Neither did they do anything to collect names or information about the attendees so they could reach out or follow up with them in the future.
This honestly breaks my heart—when a church does so much with the best of outreach intentions and prayers, but then doesn’t do the nuts and bolts communication work needed to get people to come back to the church on a regular basis. people so you can follow up with them.
Second, a handout of some kind that tells people about what you do on a regular basis. If they don’t go to church regularly, people have no idea what churches do on a regular basis. A simple card that you give out with candy that says “Join us on Sunday!” or something like “If you had a great time with your kids today come back for our kids program!” with the details of time, place, contact information and link to your social media can make a great difference if people return or not.
Third, a gospel tract. You may not have thought of these, but gospel tracts, the little flyers that share the message of salvation can be a very powerful tool. If you need a contemporary reason to use them, consider that advertisers tell us that people need to be exposed to a new idea at least 7 times before it makes any impact at all. A gospel tract can be one of those times. These are small and subtle, but they can be life-changing—you can hand them out in goodie bags or information packets at any event. Here are two excellent sources for them:
Holding an outreach event is a great thing to do, but it is only the start if you want to have a continuing relationship with people so that you can introduce them to Jesus.

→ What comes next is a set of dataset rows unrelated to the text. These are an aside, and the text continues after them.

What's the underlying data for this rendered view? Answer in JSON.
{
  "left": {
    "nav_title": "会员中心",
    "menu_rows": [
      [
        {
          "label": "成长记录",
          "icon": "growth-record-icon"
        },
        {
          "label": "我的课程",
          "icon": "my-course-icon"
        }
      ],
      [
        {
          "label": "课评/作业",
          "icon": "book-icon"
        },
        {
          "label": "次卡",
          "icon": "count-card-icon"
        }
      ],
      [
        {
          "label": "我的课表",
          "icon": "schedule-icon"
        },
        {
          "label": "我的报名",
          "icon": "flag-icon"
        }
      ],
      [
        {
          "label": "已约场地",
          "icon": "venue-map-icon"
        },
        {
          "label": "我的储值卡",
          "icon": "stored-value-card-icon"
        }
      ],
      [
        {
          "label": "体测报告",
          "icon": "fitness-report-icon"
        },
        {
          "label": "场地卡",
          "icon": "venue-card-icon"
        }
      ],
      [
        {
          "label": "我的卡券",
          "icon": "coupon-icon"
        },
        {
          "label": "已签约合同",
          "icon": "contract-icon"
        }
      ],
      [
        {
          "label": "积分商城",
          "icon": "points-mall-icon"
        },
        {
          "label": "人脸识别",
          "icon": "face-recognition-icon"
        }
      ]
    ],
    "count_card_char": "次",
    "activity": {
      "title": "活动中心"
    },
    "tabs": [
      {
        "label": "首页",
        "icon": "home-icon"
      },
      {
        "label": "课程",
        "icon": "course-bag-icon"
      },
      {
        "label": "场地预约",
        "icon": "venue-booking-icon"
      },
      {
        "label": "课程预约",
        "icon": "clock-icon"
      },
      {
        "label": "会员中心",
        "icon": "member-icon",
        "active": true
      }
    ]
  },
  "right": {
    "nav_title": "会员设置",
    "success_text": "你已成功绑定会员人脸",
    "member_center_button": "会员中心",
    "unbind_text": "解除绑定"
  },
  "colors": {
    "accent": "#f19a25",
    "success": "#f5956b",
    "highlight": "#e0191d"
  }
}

Here is another article that will help you apply some of the challenges in this one: Follow-up after a church holiday outreach event: speed dating or relationship building?